I also noticed how positive the relationship was between all the workers and how the company would re-enforce this idea by planning outside activities and also having internal meetings every week to discuss what projects everyone has been working on and the progress of their work. I was also invited into this meeting, which again never made feel left out because I was also talking about my own experience and the design projects I was working on.

I came here not knowing a lot about websites and now I can say I do. It has improved my knowledge on websites and I have experienced what a day in the life of Toolkit Websites is like.  I would definitely recommend this experience to other people who many be interested as it has been a pleasure working here and I would definitely do it all over again.


Find out more about Toolkit Websites, Web Design in Southampton, Hampshire, UK and how they can help your business grow.

Wednesday, 10 September 2014

Social September - Don’t make a hash of it!

Twitter is an online social networking tool in which users post up to 140 character updates, on topics of their choice. People use twitter in many ways these days, some as a newsfeed by following prominent people or networks, or simply as a way to follow friends and family and their personal lives.

Twitter is best known for its “hashtag” feature, in which users label their tweets. Hashtags contain no spaces or punctuation and begin with a “#” symbol.

Twitter users create trending topics by using hash tags. For instance, a business might create a hashtag as a way to start a conversation, and the more people that use the hashtag the more likely it is that the hash tag will trend. You have the ability to click on the hashtags that are trending to view people’s tweets on that very topic, meaning that all tweets are grouped by topic and are easy to filter.

For example, if we created a tweet that said: #asktoolkitwebsites, and multiple people responded with questions such as:

“Do you host domains? #asktoolkitwebsites”
“Can you design my website from Southampton #asktoolkitwebsites”
“How do I change the text on my website in the Toolkit #asktoolkitwebsites”
“How can I pay my design invoice? #asktoolkitwebsites”

Then whoever clicked on the hashtag #asktoolkitwebsites would see all of those tweets grouped in one feed, for them to read.
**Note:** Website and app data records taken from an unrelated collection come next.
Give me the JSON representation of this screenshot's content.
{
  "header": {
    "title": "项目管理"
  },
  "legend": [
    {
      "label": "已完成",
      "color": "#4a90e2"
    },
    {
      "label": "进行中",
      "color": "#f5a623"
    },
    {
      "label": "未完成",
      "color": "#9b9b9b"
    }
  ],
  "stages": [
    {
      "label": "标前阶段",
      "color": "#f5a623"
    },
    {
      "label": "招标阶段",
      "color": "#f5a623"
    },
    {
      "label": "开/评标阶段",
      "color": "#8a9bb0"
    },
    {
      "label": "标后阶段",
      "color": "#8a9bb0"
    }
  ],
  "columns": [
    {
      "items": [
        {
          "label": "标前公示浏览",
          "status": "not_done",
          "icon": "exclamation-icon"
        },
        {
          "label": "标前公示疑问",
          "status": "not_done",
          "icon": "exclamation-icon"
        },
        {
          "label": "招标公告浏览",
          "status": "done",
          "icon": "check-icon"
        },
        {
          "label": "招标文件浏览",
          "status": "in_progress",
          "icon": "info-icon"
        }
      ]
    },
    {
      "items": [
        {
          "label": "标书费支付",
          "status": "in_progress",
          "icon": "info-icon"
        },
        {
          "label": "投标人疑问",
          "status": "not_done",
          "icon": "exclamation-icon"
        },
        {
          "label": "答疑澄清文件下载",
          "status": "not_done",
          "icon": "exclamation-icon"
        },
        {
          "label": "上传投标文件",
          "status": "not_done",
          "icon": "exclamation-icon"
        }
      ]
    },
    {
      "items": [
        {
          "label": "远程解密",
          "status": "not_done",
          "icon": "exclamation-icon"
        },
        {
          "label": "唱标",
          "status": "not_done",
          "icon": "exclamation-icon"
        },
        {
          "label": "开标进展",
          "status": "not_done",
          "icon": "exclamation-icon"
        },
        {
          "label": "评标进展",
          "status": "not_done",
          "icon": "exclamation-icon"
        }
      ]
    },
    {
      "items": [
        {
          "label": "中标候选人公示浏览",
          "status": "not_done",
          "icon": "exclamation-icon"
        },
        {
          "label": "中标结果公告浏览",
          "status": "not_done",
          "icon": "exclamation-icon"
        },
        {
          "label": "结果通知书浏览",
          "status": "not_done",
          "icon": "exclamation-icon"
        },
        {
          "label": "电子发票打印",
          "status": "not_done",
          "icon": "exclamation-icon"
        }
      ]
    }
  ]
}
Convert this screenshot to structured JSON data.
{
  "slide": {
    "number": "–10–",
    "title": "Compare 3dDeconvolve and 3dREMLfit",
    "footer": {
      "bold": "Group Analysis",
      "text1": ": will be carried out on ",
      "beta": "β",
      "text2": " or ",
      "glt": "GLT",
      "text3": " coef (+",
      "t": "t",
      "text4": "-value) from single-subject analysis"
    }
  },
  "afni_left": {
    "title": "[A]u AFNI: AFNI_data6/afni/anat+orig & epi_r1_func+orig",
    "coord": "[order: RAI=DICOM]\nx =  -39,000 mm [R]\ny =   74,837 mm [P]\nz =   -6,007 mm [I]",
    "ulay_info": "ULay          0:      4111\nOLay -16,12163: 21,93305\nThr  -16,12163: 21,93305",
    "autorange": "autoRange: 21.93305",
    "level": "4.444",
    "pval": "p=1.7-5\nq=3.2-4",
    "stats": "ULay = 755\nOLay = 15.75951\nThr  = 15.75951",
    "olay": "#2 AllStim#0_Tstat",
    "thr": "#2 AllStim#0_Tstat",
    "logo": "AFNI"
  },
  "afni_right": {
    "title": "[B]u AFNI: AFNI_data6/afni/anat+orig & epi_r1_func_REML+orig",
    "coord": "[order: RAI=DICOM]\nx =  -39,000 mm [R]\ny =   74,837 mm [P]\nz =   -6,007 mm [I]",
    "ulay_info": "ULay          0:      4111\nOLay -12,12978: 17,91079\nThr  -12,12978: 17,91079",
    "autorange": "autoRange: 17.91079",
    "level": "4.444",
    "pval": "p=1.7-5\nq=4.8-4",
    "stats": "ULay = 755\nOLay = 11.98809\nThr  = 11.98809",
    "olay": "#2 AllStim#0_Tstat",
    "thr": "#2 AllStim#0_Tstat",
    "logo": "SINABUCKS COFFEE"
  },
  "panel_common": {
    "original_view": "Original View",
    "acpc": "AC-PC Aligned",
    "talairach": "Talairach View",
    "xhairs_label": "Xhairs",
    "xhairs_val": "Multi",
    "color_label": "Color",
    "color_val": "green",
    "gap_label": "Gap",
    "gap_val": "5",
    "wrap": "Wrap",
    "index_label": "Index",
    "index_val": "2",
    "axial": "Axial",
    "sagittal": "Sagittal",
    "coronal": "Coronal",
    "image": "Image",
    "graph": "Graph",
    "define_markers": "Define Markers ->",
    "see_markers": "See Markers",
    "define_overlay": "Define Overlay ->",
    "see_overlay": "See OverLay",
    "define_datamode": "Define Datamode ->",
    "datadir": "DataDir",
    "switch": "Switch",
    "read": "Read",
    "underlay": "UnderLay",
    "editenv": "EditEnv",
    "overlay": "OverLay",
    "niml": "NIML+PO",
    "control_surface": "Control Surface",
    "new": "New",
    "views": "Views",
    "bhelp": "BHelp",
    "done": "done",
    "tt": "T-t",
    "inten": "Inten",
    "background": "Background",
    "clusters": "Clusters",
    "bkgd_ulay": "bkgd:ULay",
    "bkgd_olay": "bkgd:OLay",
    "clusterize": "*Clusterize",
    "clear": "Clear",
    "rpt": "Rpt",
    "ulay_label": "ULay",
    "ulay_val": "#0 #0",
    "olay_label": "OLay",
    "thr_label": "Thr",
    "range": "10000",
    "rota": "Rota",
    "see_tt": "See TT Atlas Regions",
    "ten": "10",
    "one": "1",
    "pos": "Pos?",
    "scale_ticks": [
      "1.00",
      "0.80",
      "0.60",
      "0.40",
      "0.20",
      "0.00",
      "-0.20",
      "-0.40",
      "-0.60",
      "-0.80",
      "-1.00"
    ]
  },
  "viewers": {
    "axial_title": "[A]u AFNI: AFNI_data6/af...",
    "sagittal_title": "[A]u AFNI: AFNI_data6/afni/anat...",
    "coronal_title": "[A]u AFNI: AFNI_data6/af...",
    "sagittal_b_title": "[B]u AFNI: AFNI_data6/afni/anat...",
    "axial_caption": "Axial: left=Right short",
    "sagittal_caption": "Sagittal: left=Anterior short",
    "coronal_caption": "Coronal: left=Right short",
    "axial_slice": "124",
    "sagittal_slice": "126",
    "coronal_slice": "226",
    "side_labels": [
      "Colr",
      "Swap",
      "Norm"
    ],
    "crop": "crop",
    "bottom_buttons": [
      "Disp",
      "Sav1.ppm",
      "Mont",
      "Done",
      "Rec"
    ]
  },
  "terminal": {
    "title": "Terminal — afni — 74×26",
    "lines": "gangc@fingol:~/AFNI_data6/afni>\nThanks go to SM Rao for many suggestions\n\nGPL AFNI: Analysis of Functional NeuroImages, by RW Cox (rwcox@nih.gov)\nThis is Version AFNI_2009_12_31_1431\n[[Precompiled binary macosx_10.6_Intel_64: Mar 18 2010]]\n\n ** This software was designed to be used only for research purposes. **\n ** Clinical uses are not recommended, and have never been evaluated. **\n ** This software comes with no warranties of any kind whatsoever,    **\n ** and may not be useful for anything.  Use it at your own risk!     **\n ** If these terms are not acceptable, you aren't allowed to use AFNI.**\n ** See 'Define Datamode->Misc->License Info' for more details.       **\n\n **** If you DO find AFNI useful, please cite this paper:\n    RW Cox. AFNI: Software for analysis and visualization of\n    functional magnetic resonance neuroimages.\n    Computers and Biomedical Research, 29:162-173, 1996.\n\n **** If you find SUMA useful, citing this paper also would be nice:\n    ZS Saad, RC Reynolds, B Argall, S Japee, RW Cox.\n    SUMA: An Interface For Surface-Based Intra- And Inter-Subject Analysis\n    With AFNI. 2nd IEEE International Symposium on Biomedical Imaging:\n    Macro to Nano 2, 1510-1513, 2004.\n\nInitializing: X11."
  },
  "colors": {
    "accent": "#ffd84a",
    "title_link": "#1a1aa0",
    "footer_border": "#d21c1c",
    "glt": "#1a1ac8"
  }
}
A Twitter hashtag ties conversations from different users together into one feed, which you can find by searching the hashtag in Twitter Search or by clicking on it from a post you have seen. If Twitter users who are not otherwise connected talk about the same topic using a specific hashtag, their tweets will appear in the same stream.

Hashtags allow you to create communities of people interested in the same topic by making it easier for them to find and share info related to it.

If you decide to create a hashtag for your Twitter business account, you will need to make sure you promote the Hashtag by incorporating it into your other marketing materials.

A hashtag is only useful if people know about it. So to generate conversations using your hashtag, start adding it your existing resources and channels. For instance, every time you send an email, include the hashtag into your email signature. Or you can add it to your social media sharing links, and on your website for people to be aware of.

#ToolkitWebsites #PassionateSupport


Find out more about Toolkit Websites, Web Design in Southampton, Hampshire, UK and how they can help your business grow.